So I guess beer right after you screw up. Scotch when you figure out how to put it back together. I’ll save the tequila for when she tells me to screw myself.

And Now for Something Completely Different

This week I am going to try something different- but I’m guessing you got that by the title. In order to understand what I am trying to do, you will need to read every day this week. Sorry- I realize that I am assigning homework, but I have an idea and I want to see it through. The following is fiction. My goal is to tell a small piece of a story, but to do it four different ways, and then see what you all think about the different ways of telling a story. remember to be kind in criticism because you all know I only do one draft and what you see will not be edited. It’s just an idea.

He sat down in the chair with a sigh. This ugly brown chair. This ugly, uncomfortable, mud brown chair. Out of all the chairs in the room, did he purposely choose to sit in the least comfortable one? He could have sat in the soft, welcoming arm chair with the ottoman perfectly placed in front. There’s always the sofa with it’s sleek leather cushions and welcoming back support. But no, he chose this wooden relic of a chair, with it’s slightly too small seat and the back piece referred to as a splat.

Splat. Yes, he realized as he tried impossibly to adjust his taller than average but shorter than tall body on this poor excuse for a chair, a chair with a piece called a splat was sort of a perfect penance for the chair he would use to fix the stupid mistake he had made three weeks before.

Splat went his happiness that day.

Splat went any chance of happiness in the future.

If he could only manage to mutter the words he needed to say.

Splat went his heart.

What Inspired Me: October 3
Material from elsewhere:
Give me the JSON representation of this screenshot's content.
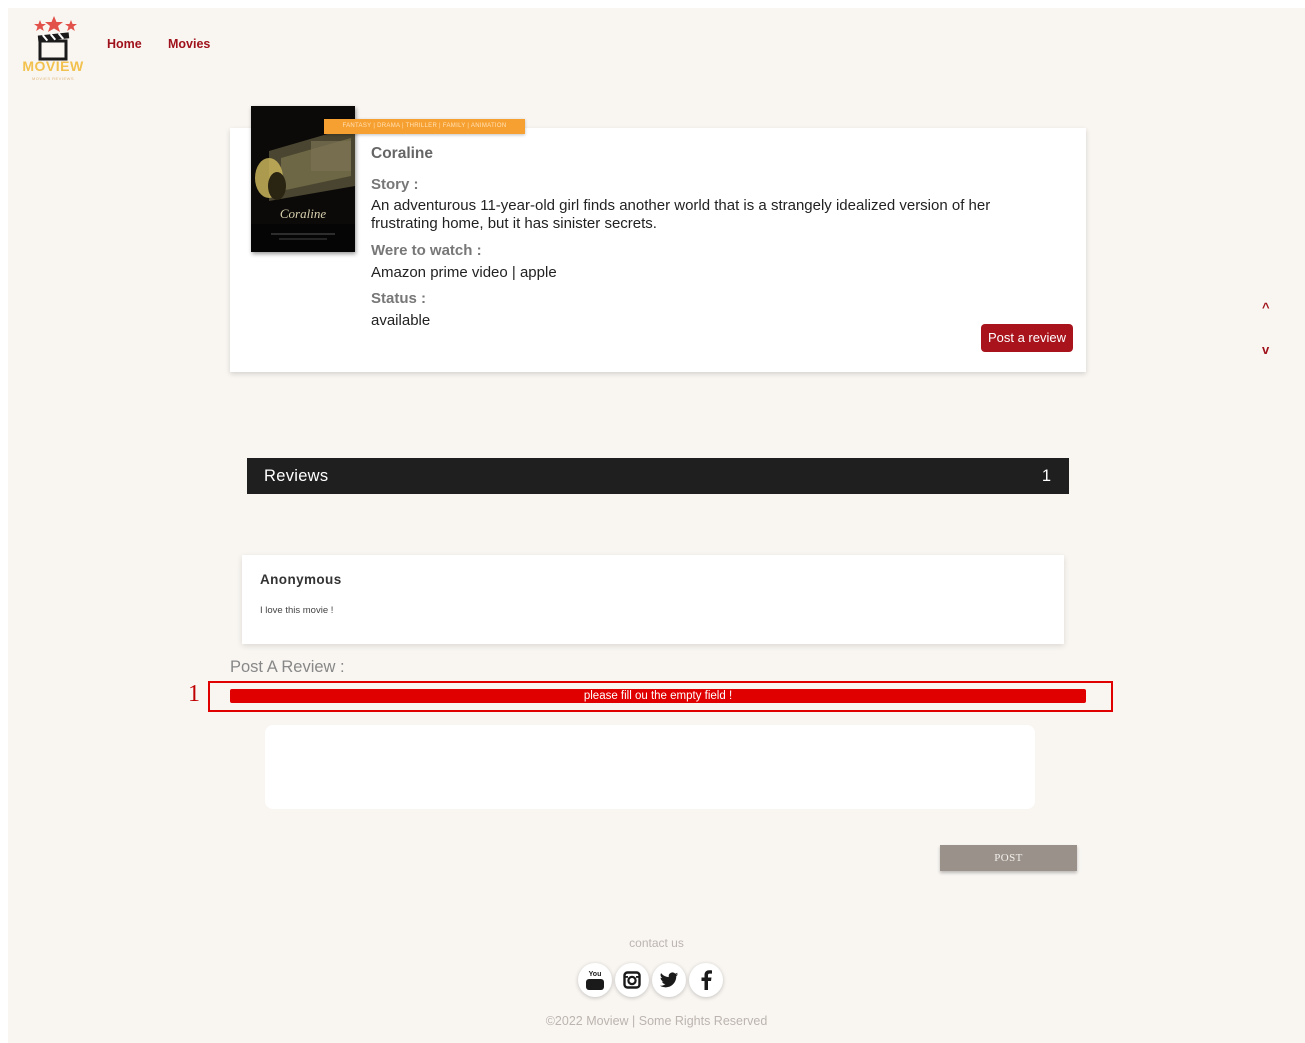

  • Blog friends meet The Temple of Dendur: This is one of my favorite rooms in the whole world. I just love everything about this room.
  • I love brunch because it’s the best part of sweet and savory. Hello bacon, egg and swiss french toast…
  • The Worst Person in the World is one of the best films I’ve seen this year. I was lucky enough to see it as part of a film festival, so I got to hear (seated) Joaquim Trier (Director), Renate Reinsve (star), Anders Danielsen Lie (star), and NYFF Eugene Hernandez (Director NYFF59). What’s funny watching a subtitled film is acknowledging how fast people read and get the subtitles…the laughter starts at different points. I wonder if the late laughers think it’s funny or just want to be part of the crowd.
  • Most thought provoking movie of the year goes to I’m Your Man– if you like my posts about romance and tech, then this movie should be on your to be watch list
  • When I bought tickets for last Wednesday’s game, the Mets were in a position to make it to the post season. Yeah….there’s always next year…

Gratitude Saturday: October 2

My Mom called me up the other day told me she didn’t remember her social security number and then cursed for five minutes about computers and technology.

I am grateful that, considering all the emotions I could have experienced, I chose laughter.

I am also grateful that the ticket collector at the Metropolitan Museum of Art chose laughter when I tried to enter the museum using my Metrocard instead of my membership card…